=== TASK DATA ===

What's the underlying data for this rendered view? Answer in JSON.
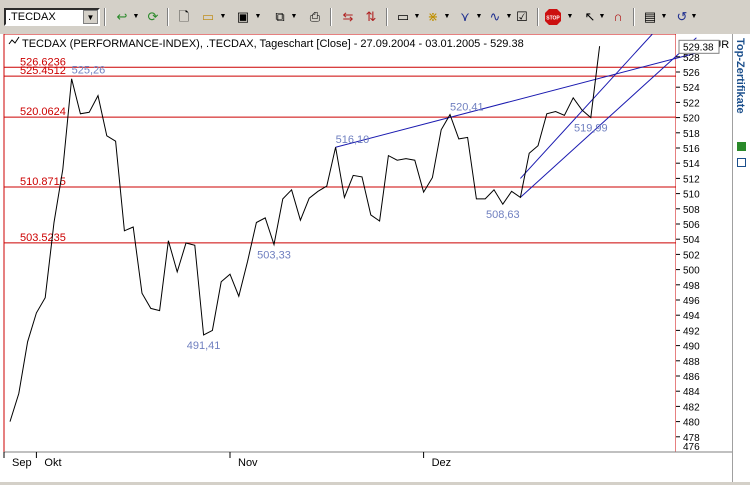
{
  "toolbar": {
    "symbol_value": ".TECDAX",
    "icons": [
      "refresh-icon",
      "reload-icon",
      "new-icon",
      "open-icon",
      "save-icon",
      "copy-icon",
      "print-icon",
      "chart-type-icon",
      "chart-zoom-icon",
      "window-icon",
      "candles-icon",
      "indicators-icon",
      "studies-icon",
      "properties-icon",
      "stop-icon",
      "pointer-icon",
      "magnet-icon",
      "screen-icon",
      "undo-icon"
    ]
  },
  "side_panel": {
    "label": "Top-Zertifikate"
  },
  "chart": {
    "title": "TECDAX (PERFORMANCE-INDEX), .TECDAX, Tageschart [Close] - 27.09.2004 - 03.01.2005 - 529.38",
    "currency": "EUR",
    "last_value": "529.38",
    "colors": {
      "price": "#000000",
      "trendline": "#1a1ab0",
      "hline": "#cc0000",
      "hlabel": "#cc0000",
      "peaklabel": "#7080c0",
      "border": "#cc0000",
      "grid": "#a0a0a0"
    }
  },
  "chart_data": {
    "type": "line",
    "ylim": [
      476,
      531
    ],
    "y_ticks": [
      478,
      480,
      482,
      484,
      486,
      488,
      490,
      492,
      494,
      496,
      498,
      500,
      502,
      504,
      506,
      508,
      510,
      512,
      514,
      516,
      518,
      520,
      522,
      524,
      526,
      528
    ],
    "y_tick_top_label": "476",
    "x_months": [
      "Sep",
      "Okt",
      "Nov",
      "Dez"
    ],
    "series": [
      {
        "values": [
          480.0,
          483.7,
          490.5,
          494.3,
          496.3,
          506.2,
          513.2,
          525.1,
          520.5,
          520.7,
          522.9,
          517.6,
          516.9,
          505.1,
          505.6,
          496.9,
          494.9,
          494.6,
          503.8,
          499.7,
          503.5,
          503.2,
          491.4,
          492.0,
          498.4,
          499.4,
          496.5,
          501.1,
          506.2,
          506.8,
          503.3,
          509.3,
          510.5,
          506.5,
          509.4,
          510.3,
          511.0,
          516.1,
          509.5,
          512.4,
          512.2,
          507.2,
          506.4,
          515.0,
          514.4,
          514.6,
          514.4,
          510.2,
          512.1,
          518.4,
          520.4,
          517.2,
          517.4,
          509.3,
          509.3,
          510.5,
          508.6,
          510.3,
          509.5,
          515.3,
          516.3,
          520.5,
          520.8,
          520.3,
          522.6,
          521.0,
          520.0,
          529.4
        ]
      }
    ],
    "horizontal_lines": [
      {
        "label": "526.6236",
        "value": 526.6236
      },
      {
        "label": "525.4512",
        "value": 525.4512
      },
      {
        "label": "520.0624",
        "value": 520.0624
      },
      {
        "label": "510.8715",
        "value": 510.8715
      },
      {
        "label": "503.5235",
        "value": 503.5235
      }
    ],
    "annotations": [
      {
        "text": "525,26",
        "x": 7,
        "y": 525.26
      },
      {
        "text": "516,10",
        "x": 37,
        "y": 516.1
      },
      {
        "text": "520,41",
        "x": 50,
        "y": 520.41
      },
      {
        "text": "491,41",
        "x": 22,
        "y": 491.41
      },
      {
        "text": "503,33",
        "x": 30,
        "y": 503.33
      },
      {
        "text": "508,63",
        "x": 56,
        "y": 508.63
      },
      {
        "text": "519,99",
        "x": 66,
        "y": 519.99
      }
    ],
    "trendlines": [
      {
        "x1": 37,
        "y1": 516.1,
        "x2": 78,
        "y2": 528.5
      },
      {
        "x1": 58,
        "y1": 509.5,
        "x2": 78,
        "y2": 530.5
      },
      {
        "x1": 58,
        "y1": 512.0,
        "x2": 73,
        "y2": 531.0
      }
    ]
  }
}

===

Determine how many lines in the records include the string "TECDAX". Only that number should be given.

* _SOLVED PROBLEM_
2